...the modern concert zither looks like this (note the fretted fingerboard at the top):


Now, horses and cows have some similarities: both are large, and have hooves and short hair, which is mostly brown, black or piebald, and both eat grass.

However, cows have horns, horses have manes; cows are for milking, horses for riding.  
Similarly, the zither has a fretboard, the autoharp chord bars; the zither has separate melody and accompaniment strings, whereas the strings of the autoharp are tuned to a through-going scale.  This means, of course, that the respective playing techniques are radically different.

Yes, because the term "zithers" is used in organology to designate all stringed instruments on which the strings are stretched from one end of a wooden box to the other, and to distinguish them from the "harps" with their open frame, and the "lutes" with their narrow neck.  In this sense, the dulcimer, the Japanese koto, even the piano and harpsichord, are "zithers".  So, of course, are the Alpine zither and the autoharp. (In the same way that cows and horses are "ungulates", or hoofed animals!)

By the way, with ungulates we distinguish between cloven-hoofed (e.g. cows) and single-hoofed animals (e.g. horses). Similarly, in the case of the "zithers", we distinguish between "fretboard zithers" (e.g. the Alpine zither) and "fretless zithers" (e.g. the autoharp).  

The "genealogy" of the two instruments will perhaps make the difference clear:
Technically speaking, the autoharp is a grand-child of the psaltery, a box-shaped medieval instrument that was strung like a harp (see illustration on the right). 

From about the beginning of the modern era, in northern Russia, the psaltery was no longer plucked with both hands. Selected strings were damped with the pads of the fingers of the left hand, and the right hand plucked or strummed the undamped strings.  The instrument that emerged from this development was the gusli  (photo on the left), whose shape was adapted to the new playing technique.  And it is this left-hand damping technique that was auto-mated on the auto-harp!

The ancestor of the zither was the German Scheitholt (photo on the left: an example from around 1800), a long, narrow instrument with one melody string that was stopped against a fretboard, and two open drone strings. All the strings were strummed to give a bagpipe-like effect (diatonic melody with a drone).
This simple instrument was given more and more strings to enhance its volume. At the same time, the body became wider (photo on the right, 18th century), and the instrument inherited the name of "Zither" from another plucked, fretted instrument , which had meanwhile become obsolete (the German word "Zither" formerly meant "cittern").  In the early 19th century, the accompaniment strings became even more numerous, then they were arranged on an ingenious principle that allowed proper harmonies, and were plucked rather than strummed, and the fretboard was made chromatic (photo on the left). In the middle of the 19th century, the now large number of accompanying strings were arranged to follow the circle of fifths, and the modern concert zither was born (see above)! 

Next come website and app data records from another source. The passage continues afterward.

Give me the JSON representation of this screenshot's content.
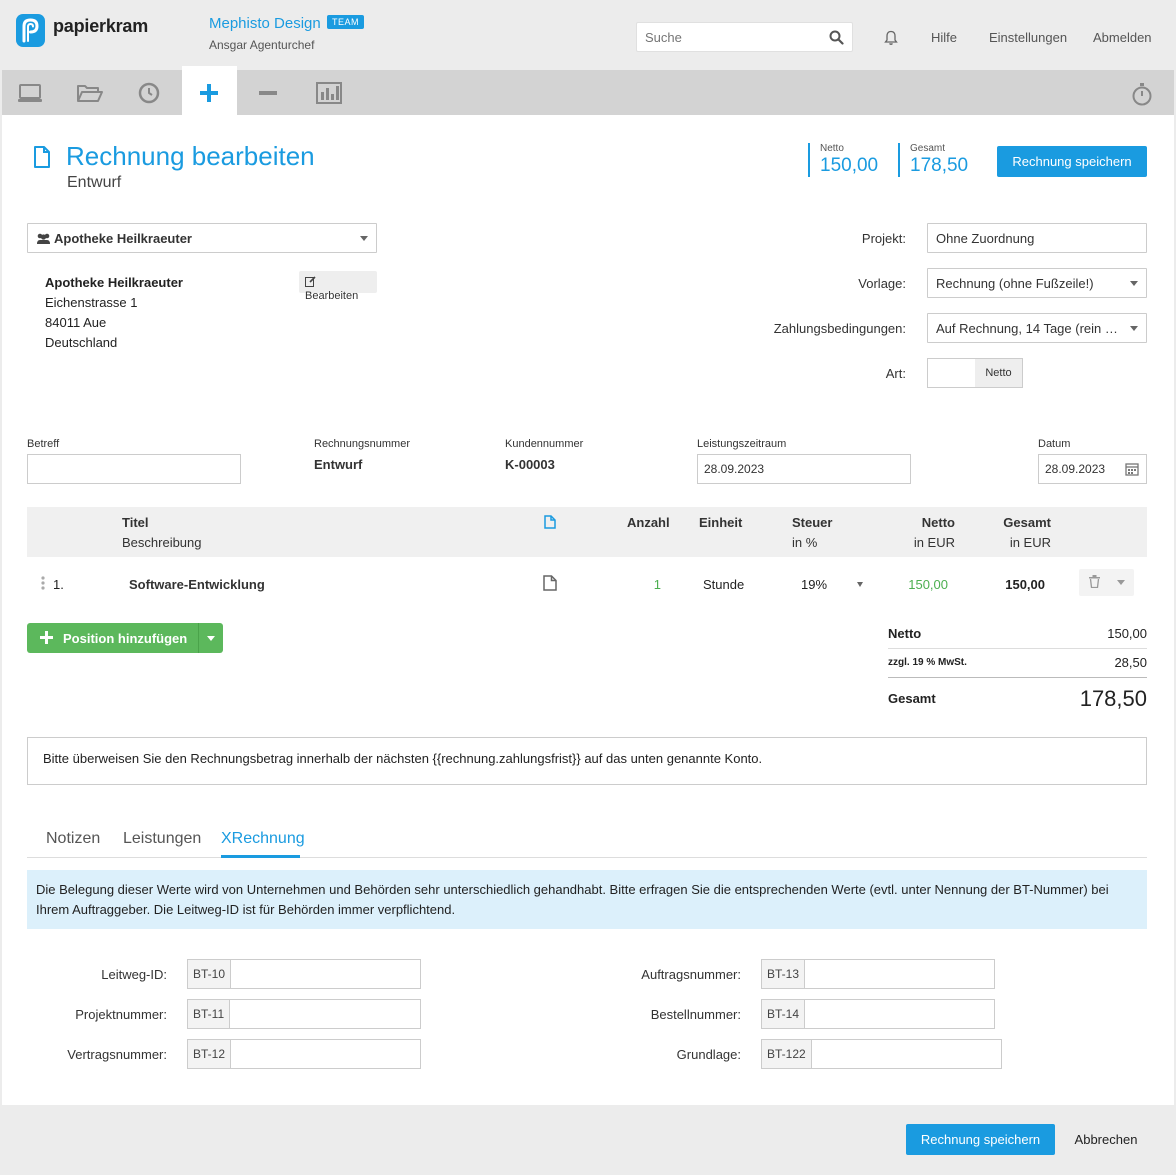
{
  "header": {
    "logo_text": "papierkram",
    "company": "Mephisto Design",
    "team_badge": "TEAM",
    "user": "Ansgar Agenturchef",
    "search_placeholder": "Suche",
    "links": [
      "Hilfe",
      "Einstellungen",
      "Abmelden"
    ]
  },
  "toolbar": {
    "icons": [
      "laptop-icon",
      "folder-open-icon",
      "clock-icon",
      "plus-icon",
      "minus-icon",
      "bar-chart-icon"
    ],
    "active": "plus-icon",
    "right_icon": "stopwatch-icon"
  },
  "page": {
    "title": "Rechnung bearbeiten",
    "status": "Entwurf",
    "netto_label": "Netto",
    "netto_value": "150,00",
    "gesamt_label": "Gesamt",
    "gesamt_value": "178,50",
    "save_label": "Rechnung speichern"
  },
  "customer": {
    "select_value": "Apotheke Heilkraeuter",
    "name": "Apotheke Heilkraeuter",
    "street": "Eichenstrasse 1",
    "city": "84011 Aue",
    "country": "Deutschland",
    "edit_label": "Bearbeiten"
  },
  "settings": {
    "projekt_label": "Projekt:",
    "projekt_value": "Ohne Zuordnung",
    "vorlage_label": "Vorlage:",
    "vorlage_value": "Rechnung (ohne Fußzeile!)",
    "zahlung_label": "Zahlungsbedingungen:",
    "zahlung_value": "Auf Rechnung, 14 Tage (rein …",
    "art_label": "Art:",
    "art_value": "Netto"
  },
  "meta": {
    "betreff_label": "Betreff",
    "betreff_value": "",
    "rnr_label": "Rechnungsnummer",
    "rnr_value": "Entwurf",
    "knr_label": "Kundennummer",
    "knr_value": "K-00003",
    "zeitraum_label": "Leistungszeitraum",
    "zeitraum_value": "28.09.2023",
    "datum_label": "Datum",
    "datum_value": "28.09.2023"
  },
  "table": {
    "headers": {
      "titel": "Titel",
      "beschreibung": "Beschreibung",
      "anzahl": "Anzahl",
      "einheit": "Einheit",
      "steuer": "Steuer",
      "steuer_sub": "in %",
      "netto": "Netto",
      "netto_sub": "in EUR",
      "gesamt": "Gesamt",
      "gesamt_sub": "in EUR"
    },
    "rows": [
      {
        "pos": "1.",
        "titel": "Software-Entwicklung",
        "anzahl": "1",
        "einheit": "Stunde",
        "steuer": "19%",
        "netto": "150,00",
        "gesamt": "150,00"
      }
    ],
    "add_label": "Position hinzufügen"
  },
  "totals": {
    "netto_label": "Netto",
    "netto_value": "150,00",
    "mwst_label": "zzgl. 19 % MwSt.",
    "mwst_value": "28,50",
    "gesamt_label": "Gesamt",
    "gesamt_value": "178,50"
  },
  "note": "Bitte überweisen Sie den Rechnungsbetrag innerhalb der nächsten {{rechnung.zahlungsfrist}} auf das unten genannte Konto.",
  "tabs": [
    "Notizen",
    "Leistungen",
    "XRechnung"
  ],
  "active_tab": "XRechnung",
  "xrechnung": {
    "info": "Die Belegung dieser Werte wird von Unternehmen und Behörden sehr unterschiedlich gehandhabt. Bitte erfragen Sie die entsprechenden Werte (evtl. unter Nennung der BT-Nummer) bei Ihrem Auftraggeber. Die Leitweg-ID ist für Behörden immer verpflichtend.",
    "fields": [
      {
        "label": "Leitweg-ID:",
        "code": "BT-10"
      },
      {
        "label": "Projektnummer:",
        "code": "BT-11"
      },
      {
        "label": "Vertragsnummer:",
        "code": "BT-12"
      },
      {
        "label": "Auftragsnummer:",
        "code": "BT-13"
      },
      {
        "label": "Bestellnummer:",
        "code": "BT-14"
      },
      {
        "label": "Grundlage:",
        "code": "BT-122"
      }
    ]
  },
  "footer": {
    "save_label": "Rechnung speichern",
    "cancel_label": "Abbrechen"
  },
  "colors": {
    "accent": "#1a9be0",
    "green": "#5cb85c"
  }
}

There is an illustrated history of this development on the Internet page of the University of Leipzig at "studia instrumentorum". 

In the case of the autoharp, there is no such uninterrupted pedigree. It was patented around 1880, the inventor incorporating historical features (box-shaped body, damping technique...) and adding his own actual technical invention - the chord bar.  The history of this invention is told very well in a  paper by Ivan Stiles in the Internet.

In short: The evolution of two fundamentally different stringed instruments has led to a certain similarity in size and shape; the tunings and the playing techniques, however, have remained fundamentally different!